Discussion in 'Reloading' started by Teecher45, Oct 14, 2010.

  1. Teecher45


    Jan 29, 2010
    I don't reload, my father does. He reloads for his hunting rifles only. I have recieved a couple of buckets of once fired brass and want to reload about 1000 rounds to just keep for whatever. I would most likely shoot them at coyotes or paper but would like them to be capable for self defense against two legged critters. His reloading manuals are old and I'm guessing outdated.
    What would be the best bullet (1 in 7 twist) for my needs per dollar?
    What powder works the best in the 6920?
    What's your starting / ending load?
    All suggestions / cautions are welcomed.
    Any help would be appreciated. Thanks.
    Last edited: Oct 14, 2010
  2. Jumper


    Jun 10, 2002
    MI USA
    I am going to assume you mean a Colt 6920 rifle. I'm not a Colt fan so I don't associate a number with a model but I think I've seen reference to it before. If I'm wrong, ignore all that follows:

    There are several powders that are excellent for .223, my favorite is Benchmark. It burns clean with the right pressure to cycle the action at the right speed and it meters easily. Great velocity too.

    For data start at hodgdon's reloading data website;

    For bullets there are several sources. I like 55gr FMJ's from Zero Bullets. 55gr up to 69gr are the standard bullet weights.

    You'll want to full length re-size your brass every reloading. Forster makes excellent dies, so does Lee. I've tried Redding but I prefer Forster. Bump your shoulder back ~ .002" and you should have reliable, accurate cartridges.

    If your brass is Nato or Lake City you will probably have to remove the primer pocket crimp. Hornady makes a crimp remover tool you can chuck up in a power drill that works well. Dillon makes a swager thats faster but more expensive.

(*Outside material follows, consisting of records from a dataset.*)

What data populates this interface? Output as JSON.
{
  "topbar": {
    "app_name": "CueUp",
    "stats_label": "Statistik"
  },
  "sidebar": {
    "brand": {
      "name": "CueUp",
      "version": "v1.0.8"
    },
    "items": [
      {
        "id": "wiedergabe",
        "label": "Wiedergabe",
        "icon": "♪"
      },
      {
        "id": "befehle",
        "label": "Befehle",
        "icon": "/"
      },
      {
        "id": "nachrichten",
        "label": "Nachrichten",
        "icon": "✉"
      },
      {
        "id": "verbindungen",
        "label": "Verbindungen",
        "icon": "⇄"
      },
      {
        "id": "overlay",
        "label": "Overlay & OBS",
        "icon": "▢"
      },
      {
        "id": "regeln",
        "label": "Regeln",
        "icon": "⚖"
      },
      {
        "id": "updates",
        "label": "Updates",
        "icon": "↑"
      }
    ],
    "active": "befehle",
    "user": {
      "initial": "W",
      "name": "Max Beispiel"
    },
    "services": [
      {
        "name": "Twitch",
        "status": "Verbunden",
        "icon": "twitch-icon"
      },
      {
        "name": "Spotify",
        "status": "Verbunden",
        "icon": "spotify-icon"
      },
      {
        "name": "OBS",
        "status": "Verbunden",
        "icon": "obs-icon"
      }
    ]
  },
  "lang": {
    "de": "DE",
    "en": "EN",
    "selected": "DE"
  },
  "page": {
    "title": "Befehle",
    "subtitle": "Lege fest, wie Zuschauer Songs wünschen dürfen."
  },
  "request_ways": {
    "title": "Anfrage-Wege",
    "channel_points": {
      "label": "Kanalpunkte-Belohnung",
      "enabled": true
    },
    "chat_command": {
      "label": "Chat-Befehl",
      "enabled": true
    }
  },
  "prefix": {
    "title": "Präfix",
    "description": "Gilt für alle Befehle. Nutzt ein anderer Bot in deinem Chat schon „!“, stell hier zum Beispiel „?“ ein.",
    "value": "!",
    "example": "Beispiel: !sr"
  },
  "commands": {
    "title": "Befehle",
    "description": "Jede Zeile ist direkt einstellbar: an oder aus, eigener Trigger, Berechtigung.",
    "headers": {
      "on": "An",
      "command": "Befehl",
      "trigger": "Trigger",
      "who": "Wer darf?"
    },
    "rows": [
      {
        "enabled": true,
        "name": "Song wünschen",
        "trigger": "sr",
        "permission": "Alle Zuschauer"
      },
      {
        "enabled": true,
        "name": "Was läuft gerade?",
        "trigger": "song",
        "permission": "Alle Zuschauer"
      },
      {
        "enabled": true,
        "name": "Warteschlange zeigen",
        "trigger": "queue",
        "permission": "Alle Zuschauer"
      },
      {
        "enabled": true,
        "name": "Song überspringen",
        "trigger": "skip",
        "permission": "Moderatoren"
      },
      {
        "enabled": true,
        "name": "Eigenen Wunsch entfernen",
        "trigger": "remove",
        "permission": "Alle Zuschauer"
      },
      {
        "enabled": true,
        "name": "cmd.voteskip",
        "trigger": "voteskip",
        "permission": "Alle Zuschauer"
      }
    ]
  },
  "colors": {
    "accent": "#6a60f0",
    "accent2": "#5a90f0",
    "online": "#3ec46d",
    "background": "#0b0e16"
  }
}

    I'm sure you'll have more questions but that should get you started. :wavey:

  3. MrOldLude


    Jan 18, 2010
    For just general purpose shooting in my AR, I load Winchester 55 gr FMJ. I drive it with 24.5 gr of Accurate 2230. That gave me the best perceived accuracy. (6-rounds, iron sights) Your mileage may vary. (as a caveat, these bullets are cheap, but there's a measure of visible variation. I feed my bolt-gun 69 gr Speer HPBT)

    For a given powder, always always always start with the minimum load and work up. Never start with the max load.

    For this bullet weight and style, the minimum powder weight is 22.5 grains. The max I believe is about 25 grains.
    Last edited: Oct 15, 2010
  4. rg1


    Aug 5, 2003
    Here's one good article on loading for an AR: Don't get the AI information mixed up with standard .223 Rem data. Ackley Improved has a different case size in the neck shoulder area.
    I shoot a lot of 55 fmj bullets in different AR's with 1-7 twists. Hornady 55 fmj's are about as good as you can buy. Their 55 grain SP's also shoot well in 1-7 twists and should do well on coyotes if you are not interested in fur damage plus the Hornady 55 grain bullets are not too expensive. You now have an endless choice for hunting or self-defense. The 60-65 grain bullets designed for hunting up to deer sized game would shoot well also in your 1-7 barrel. For long range the 68-69 match up to 77-80 grain for the longest ranges.
    Last edited: Oct 15, 2010
  5. byf43

    byf43 NRA Life Member

    Apr 13, 2006
    Southern Maryland
    I use RCBS "Competition Dies" for my AR.

    23.0 gr. H-335
    Sierra Matchking 69 gr BTHP
    Federal 205M primer
    Winchester or Federal brass, trimmed to 1.750"

    My AR loves this load. H-335 meters extremely well in Dillon RL550B
  6. gjk5

    gjk5 Pinche Gringo

    Have had good results with the same load out of my Stag.
  7. mboylan


    May 11, 2007
    68 grain Hornaday match bullet over 25 grains of VV N-140. Works good with Sierra Matchkings as well.
    Last edited: Oct 17, 2010